For the entries below, count the lines that contain the word "author" and reply with that number only.

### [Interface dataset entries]
────────────────────────────────────────

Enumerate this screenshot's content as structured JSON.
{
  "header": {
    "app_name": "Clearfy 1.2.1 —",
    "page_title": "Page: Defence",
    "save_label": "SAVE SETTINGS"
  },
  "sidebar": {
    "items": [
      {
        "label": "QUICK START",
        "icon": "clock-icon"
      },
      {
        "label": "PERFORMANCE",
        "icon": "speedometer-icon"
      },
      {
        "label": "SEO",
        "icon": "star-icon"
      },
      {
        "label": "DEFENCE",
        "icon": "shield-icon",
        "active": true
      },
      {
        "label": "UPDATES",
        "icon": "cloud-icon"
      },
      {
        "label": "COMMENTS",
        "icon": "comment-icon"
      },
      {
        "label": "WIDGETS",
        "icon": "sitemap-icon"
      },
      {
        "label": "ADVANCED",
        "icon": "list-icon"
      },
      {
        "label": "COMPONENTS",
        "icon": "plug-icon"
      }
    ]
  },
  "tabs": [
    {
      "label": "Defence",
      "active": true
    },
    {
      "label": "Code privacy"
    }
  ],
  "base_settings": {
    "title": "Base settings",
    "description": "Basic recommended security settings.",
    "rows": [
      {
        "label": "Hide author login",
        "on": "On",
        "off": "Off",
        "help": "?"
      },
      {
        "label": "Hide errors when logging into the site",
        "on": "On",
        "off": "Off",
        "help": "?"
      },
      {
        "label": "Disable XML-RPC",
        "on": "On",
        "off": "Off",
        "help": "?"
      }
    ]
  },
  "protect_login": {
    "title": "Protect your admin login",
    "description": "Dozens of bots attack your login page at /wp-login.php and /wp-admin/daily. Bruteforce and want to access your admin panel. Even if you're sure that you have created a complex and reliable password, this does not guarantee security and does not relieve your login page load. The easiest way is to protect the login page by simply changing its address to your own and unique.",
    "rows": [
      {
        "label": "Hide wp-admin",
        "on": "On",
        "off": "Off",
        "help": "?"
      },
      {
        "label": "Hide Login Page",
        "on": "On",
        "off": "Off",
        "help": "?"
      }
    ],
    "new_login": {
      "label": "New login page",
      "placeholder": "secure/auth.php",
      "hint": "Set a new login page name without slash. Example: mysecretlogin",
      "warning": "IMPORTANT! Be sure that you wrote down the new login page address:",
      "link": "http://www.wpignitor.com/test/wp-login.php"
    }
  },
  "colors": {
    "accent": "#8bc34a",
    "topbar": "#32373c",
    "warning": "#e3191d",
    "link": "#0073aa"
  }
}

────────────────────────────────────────

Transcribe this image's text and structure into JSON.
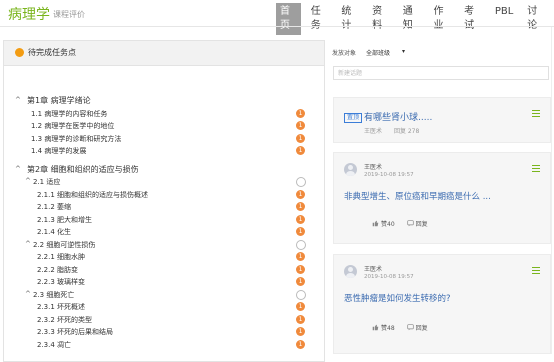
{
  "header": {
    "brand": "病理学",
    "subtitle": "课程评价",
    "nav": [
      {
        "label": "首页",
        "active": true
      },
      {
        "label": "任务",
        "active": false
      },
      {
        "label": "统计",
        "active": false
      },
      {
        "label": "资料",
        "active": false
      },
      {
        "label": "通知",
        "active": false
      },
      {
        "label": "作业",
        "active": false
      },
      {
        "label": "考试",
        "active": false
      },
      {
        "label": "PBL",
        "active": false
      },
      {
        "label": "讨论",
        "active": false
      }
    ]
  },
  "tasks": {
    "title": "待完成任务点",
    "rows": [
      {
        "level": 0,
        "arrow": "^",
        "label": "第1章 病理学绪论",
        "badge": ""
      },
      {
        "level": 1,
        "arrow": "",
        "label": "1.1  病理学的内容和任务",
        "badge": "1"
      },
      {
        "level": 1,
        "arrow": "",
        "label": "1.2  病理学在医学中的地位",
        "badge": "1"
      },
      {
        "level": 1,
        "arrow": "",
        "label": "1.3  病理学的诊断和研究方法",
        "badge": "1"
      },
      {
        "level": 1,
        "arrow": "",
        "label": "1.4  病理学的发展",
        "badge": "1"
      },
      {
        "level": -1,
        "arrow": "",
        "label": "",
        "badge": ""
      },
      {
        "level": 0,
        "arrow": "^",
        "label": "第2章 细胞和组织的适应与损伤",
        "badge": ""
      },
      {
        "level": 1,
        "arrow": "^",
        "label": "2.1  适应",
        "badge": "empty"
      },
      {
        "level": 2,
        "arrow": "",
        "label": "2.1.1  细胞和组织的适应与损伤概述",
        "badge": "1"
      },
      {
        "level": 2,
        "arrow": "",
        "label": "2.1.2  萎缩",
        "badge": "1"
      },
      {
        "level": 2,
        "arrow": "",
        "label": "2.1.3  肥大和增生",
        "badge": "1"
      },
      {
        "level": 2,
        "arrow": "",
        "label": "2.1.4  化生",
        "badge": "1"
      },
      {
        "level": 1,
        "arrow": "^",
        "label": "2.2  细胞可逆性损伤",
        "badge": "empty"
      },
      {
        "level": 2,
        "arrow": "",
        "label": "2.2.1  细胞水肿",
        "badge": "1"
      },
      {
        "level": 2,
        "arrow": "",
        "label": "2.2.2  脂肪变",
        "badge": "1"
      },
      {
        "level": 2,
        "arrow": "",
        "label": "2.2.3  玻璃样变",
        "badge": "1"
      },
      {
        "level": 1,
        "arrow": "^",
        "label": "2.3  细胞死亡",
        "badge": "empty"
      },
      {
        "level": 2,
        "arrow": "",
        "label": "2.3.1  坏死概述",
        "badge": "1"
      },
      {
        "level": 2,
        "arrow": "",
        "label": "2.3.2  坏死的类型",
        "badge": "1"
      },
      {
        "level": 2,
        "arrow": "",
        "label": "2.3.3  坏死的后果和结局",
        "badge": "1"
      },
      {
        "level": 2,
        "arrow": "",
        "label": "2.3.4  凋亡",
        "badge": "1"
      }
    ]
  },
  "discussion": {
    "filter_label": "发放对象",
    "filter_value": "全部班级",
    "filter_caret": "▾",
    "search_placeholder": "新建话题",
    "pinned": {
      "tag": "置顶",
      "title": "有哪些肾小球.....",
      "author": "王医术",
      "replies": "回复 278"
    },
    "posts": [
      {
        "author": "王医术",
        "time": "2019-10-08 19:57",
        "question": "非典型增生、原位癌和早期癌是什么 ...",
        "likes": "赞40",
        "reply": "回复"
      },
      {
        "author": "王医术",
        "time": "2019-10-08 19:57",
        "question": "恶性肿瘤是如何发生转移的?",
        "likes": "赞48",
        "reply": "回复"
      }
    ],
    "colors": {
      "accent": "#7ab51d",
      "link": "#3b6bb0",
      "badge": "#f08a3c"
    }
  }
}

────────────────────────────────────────

### [SOLUTION BELOW]
4